Freely available open course material could save college students in Washington state $1.2 million this year: The Washington State Board of Community and Technical Colleges introduced one of the country’s largest open textbook programs Oct. 31, bringing low-cost class material to 81 college courses with the highest enrollments in the state (“Students, professors laud $30 textbooks“).
One of the most interesting things about our interesting times is that certain fully naturalized ideas, for example, about private property, are changing. Even ten years ago the textbook system, which cost students millions each year and fuel some of the worse excess of the academic star system, seemed as inevitable as the ocean. It’s happening far too slowly, but the recession seems to be facilitating change.

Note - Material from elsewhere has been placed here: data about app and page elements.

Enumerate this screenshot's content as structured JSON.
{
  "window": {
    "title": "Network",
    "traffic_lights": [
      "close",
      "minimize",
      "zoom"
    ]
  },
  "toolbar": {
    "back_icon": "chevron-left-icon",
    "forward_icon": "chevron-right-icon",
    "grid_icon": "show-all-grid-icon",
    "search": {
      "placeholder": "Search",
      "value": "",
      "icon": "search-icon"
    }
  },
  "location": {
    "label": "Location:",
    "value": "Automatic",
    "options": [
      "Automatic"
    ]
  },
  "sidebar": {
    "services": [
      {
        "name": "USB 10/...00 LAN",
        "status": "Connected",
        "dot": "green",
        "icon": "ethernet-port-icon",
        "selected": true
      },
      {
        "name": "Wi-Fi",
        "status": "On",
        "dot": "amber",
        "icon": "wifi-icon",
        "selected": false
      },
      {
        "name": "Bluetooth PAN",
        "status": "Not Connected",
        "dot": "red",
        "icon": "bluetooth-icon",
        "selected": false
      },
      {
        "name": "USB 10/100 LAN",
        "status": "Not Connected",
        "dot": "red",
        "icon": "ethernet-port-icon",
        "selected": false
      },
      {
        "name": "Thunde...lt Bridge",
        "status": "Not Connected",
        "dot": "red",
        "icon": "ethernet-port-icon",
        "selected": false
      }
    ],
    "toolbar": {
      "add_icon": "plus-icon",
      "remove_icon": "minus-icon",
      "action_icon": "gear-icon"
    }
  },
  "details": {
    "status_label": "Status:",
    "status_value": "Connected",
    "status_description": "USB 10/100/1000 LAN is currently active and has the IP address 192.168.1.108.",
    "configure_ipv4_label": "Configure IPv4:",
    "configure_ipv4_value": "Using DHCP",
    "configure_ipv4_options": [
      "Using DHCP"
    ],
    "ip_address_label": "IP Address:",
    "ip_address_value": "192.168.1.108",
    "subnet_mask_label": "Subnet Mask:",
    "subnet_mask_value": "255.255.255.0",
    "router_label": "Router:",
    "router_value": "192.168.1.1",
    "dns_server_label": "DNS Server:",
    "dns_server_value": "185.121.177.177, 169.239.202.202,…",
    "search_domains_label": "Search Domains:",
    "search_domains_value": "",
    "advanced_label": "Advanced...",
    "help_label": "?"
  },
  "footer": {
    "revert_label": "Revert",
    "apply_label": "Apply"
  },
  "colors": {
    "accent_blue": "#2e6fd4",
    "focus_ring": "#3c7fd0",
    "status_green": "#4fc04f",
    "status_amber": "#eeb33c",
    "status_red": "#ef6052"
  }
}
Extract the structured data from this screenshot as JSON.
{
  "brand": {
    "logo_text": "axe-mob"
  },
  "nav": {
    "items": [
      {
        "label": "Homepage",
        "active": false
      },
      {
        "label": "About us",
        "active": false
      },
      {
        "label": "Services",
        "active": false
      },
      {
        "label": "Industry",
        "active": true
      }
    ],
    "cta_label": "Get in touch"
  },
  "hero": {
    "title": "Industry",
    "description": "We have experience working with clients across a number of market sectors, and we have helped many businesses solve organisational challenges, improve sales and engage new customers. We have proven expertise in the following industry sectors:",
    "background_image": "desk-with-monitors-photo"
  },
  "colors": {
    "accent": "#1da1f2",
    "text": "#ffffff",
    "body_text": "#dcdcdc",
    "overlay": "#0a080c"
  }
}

What’s so amazing is that this is such a long, slow process, even though it can transform textbook costs from a burden of thousands of dollars each year to a manageable tens of dollars. The electronic, open-source textbooks are more easily updated and often more engaging to students. You’d think that cheap and more effective would be irresistible, but common sense struggles against the inertia of habitual profit and greed.